··· Exercise inputs ···

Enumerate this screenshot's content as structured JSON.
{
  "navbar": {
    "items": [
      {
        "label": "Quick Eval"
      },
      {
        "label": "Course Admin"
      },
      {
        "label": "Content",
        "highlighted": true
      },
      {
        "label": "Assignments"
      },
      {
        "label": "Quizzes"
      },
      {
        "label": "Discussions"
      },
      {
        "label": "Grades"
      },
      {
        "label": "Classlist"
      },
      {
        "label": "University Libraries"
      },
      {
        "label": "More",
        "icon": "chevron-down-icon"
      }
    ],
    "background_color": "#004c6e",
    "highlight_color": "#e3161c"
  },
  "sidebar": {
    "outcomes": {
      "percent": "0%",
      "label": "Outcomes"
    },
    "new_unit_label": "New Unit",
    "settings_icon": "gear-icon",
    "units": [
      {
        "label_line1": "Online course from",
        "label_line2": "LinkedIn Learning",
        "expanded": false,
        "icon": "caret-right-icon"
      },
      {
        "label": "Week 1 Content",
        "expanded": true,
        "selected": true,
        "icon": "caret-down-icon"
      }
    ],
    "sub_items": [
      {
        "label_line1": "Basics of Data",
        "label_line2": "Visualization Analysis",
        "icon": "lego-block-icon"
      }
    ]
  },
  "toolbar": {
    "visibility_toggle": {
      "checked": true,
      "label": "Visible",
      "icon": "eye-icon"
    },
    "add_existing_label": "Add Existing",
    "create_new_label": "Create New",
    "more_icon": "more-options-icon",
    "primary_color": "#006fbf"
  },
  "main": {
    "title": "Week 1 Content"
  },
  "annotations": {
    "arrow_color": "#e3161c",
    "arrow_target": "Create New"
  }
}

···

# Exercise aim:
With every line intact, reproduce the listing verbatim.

# Response below:
Enumerate this screenshot's content as structured JSON.
{
  "navbar": {
    "items": [
      {
        "label": "Quick Eval"
      },
      {
        "label": "Course Admin"
      },
      {
        "label": "Content",
        "highlighted": true
      },
      {
        "label": "Assignments"
      },
      {
        "label": "Quizzes"
      },
      {
        "label": "Discussions"
      },
      {
        "label": "Grades"
      },
      {
        "label": "Classlist"
      },
      {
        "label": "University Libraries"
      },
      {
        "label": "More",
        "icon": "chevron-down-icon"
      }
    ],
    "background_color": "#004c6e",
    "highlight_color": "#e3161c"
  },
  "sidebar": {
    "outcomes": {
      "percent": "0%",
      "label": "Outcomes"
    },
    "new_unit_label": "New Unit",
    "settings_icon": "gear-icon",
    "units": [
      {
        "label_line1": "Online course from",
        "label_line2": "LinkedIn Learning",
        "expanded": false,
        "icon": "caret-right-icon"
      },
      {
        "label": "Week 1 Content",
        "expanded": true,
        "selected": true,
        "icon": "caret-down-icon"
      }
    ],
    "sub_items": [
      {
        "label_line1": "Basics of Data",
        "label_line2": "Visualization Analysis",
        "icon": "lego-block-icon"
      }
    ]
  },
  "toolbar": {
    "visibility_toggle": {
      "checked": true,
      "label": "Visible",
      "icon": "eye-icon"
    },
    "add_existing_label": "Add Existing",
    "create_new_label": "Create New",
    "more_icon": "more-options-icon",
    "primary_color": "#006fbf"
  },
  "main": {
    "title": "Week 1 Content"
  },
  "annotations": {
    "arrow_color": "#e3161c",
    "arrow_target": "Create New"
  }
}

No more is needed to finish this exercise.